What Is an FHA Home Loan?

An FHA home loan is a mortgage insured by the Federal Housing Administration, according to the U.S. Department of Housing and Urban Development. It is an alternative to a conventional mortgage. FHA loans are intended to help people with limited down payment funds or modest credit history.

A major difference between an FHA loan and a conventional mortgage is that FHA borrowers only have to put down 3.5 percent on the purchase, according to Bankrate. In contrast, conventional borrowers must put 20 percent down to avoid paying private mortgage insurance. The credit requirements are also easier to meet for FHA loans, according to HUD. Closing costs are typically lower on FHA mortgages as well.

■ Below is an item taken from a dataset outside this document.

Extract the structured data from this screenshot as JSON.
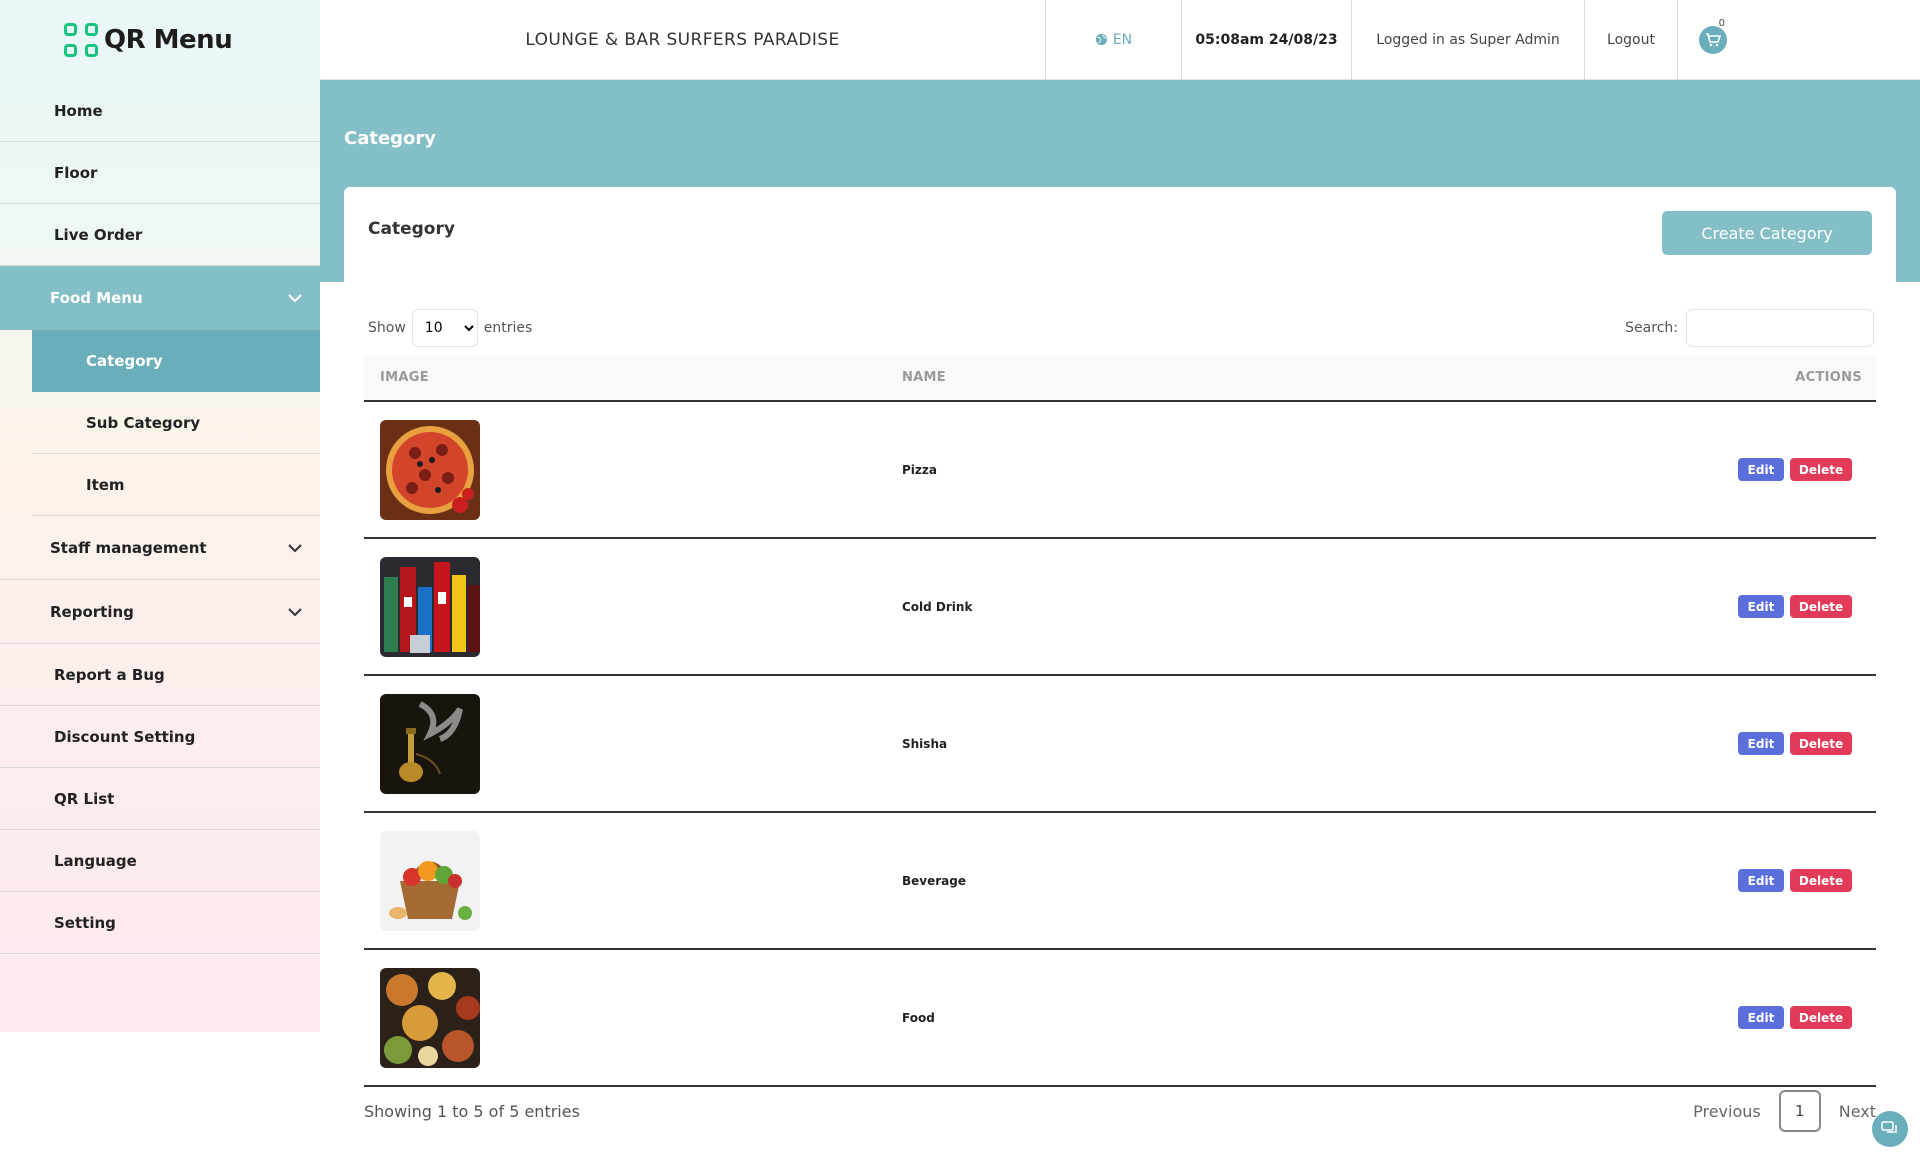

The original purpose of the FHA when it started in 1934 was to aid more people in buying homes, according to HUD. However, lenders take on greater risks when issuing loans to people with relatively low credit and lower down payments. Therefore, FHA borrowers are required to pay for mortgage insurance, according to Zillow. This insurance includes an upfront payment and ongoing premiums. This insurance coverage means that if the homeowner fails to keep up with payment obligations, the lender gets the remainder of the debt from the insurance provider.